Source: adapted from Marshall, W.E. and N.W. Garrick (2010) “Street Network Types and Road Safety”, Urban Design International, 10.1057/udi.2009.31, April 21 2010.

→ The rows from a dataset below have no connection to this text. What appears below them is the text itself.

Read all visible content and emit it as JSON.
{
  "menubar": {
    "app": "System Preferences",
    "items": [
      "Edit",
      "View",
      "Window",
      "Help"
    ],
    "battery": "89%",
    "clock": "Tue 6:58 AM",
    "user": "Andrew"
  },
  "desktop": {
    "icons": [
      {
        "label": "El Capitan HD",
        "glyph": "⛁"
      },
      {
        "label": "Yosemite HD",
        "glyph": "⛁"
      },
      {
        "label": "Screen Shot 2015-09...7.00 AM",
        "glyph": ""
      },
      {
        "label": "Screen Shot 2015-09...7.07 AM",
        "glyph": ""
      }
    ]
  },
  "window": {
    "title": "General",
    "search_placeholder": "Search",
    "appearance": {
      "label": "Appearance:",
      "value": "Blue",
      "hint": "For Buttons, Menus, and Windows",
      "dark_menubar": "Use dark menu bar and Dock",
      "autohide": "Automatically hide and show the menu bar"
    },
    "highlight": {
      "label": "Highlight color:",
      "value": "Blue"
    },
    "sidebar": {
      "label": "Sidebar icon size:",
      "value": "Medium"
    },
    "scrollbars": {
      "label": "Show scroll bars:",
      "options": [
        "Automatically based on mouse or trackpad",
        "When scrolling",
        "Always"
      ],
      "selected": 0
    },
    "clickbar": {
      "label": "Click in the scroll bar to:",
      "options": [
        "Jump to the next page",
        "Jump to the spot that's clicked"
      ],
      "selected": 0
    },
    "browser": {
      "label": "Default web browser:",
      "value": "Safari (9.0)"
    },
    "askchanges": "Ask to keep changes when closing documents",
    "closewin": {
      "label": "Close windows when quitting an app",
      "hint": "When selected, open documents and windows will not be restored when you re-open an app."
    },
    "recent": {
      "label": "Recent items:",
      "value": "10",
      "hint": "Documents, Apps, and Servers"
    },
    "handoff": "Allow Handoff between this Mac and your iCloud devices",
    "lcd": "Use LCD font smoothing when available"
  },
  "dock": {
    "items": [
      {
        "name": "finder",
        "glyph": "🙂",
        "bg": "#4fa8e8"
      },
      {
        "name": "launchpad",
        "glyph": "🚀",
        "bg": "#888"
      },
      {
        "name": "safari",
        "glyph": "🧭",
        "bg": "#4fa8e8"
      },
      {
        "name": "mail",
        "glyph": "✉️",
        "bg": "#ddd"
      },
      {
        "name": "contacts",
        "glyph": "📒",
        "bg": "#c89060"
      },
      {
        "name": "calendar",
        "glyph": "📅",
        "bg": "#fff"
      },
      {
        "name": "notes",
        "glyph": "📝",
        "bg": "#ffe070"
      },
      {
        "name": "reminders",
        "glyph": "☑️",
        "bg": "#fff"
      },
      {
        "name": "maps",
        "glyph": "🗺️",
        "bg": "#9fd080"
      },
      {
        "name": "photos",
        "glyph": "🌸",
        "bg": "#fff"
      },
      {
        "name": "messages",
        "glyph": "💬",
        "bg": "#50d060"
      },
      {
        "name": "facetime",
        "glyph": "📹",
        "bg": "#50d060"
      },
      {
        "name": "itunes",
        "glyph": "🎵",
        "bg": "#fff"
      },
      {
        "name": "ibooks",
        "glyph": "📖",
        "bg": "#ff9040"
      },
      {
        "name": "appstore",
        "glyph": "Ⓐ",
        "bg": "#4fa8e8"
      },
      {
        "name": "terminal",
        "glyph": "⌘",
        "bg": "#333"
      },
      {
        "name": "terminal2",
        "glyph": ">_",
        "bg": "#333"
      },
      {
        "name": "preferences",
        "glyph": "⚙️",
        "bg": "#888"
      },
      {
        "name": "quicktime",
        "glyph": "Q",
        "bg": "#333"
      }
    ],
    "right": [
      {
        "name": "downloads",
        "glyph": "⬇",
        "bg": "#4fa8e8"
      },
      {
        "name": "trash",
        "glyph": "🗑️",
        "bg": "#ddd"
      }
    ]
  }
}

Prior to the late 19th and early 20th centuries, a grid street pattern was relatively uncommon, as many cities grew organically along the landscape. The conventional street grid is mostly the outcome of streetcar suburbs that emerged in the early part of the 20th century. It conferred optimal accessibility and the use of available space. The diffusion of the automobile was a driver in the shift of street networks towards a more curvilinear pattern. This implied a reduction in the level of connectivity as well as the density of land use. This was part of a paradox where while the automobile was becoming the dominant support of urban mobility, it was also increasingly associated with local disturbances, particularly noise and accidents. Planners responded by developing cul-de-sac suburban patterns with the goal of reducing and even eliminating through movements on a large number of residential streets and having them take place on main arterials. By the 1950s, the conventional cul-de-sac pattern became prevalent in suburban developments. Although this pattern minimizes non-local circulation, it also generates more movements and energy consumption.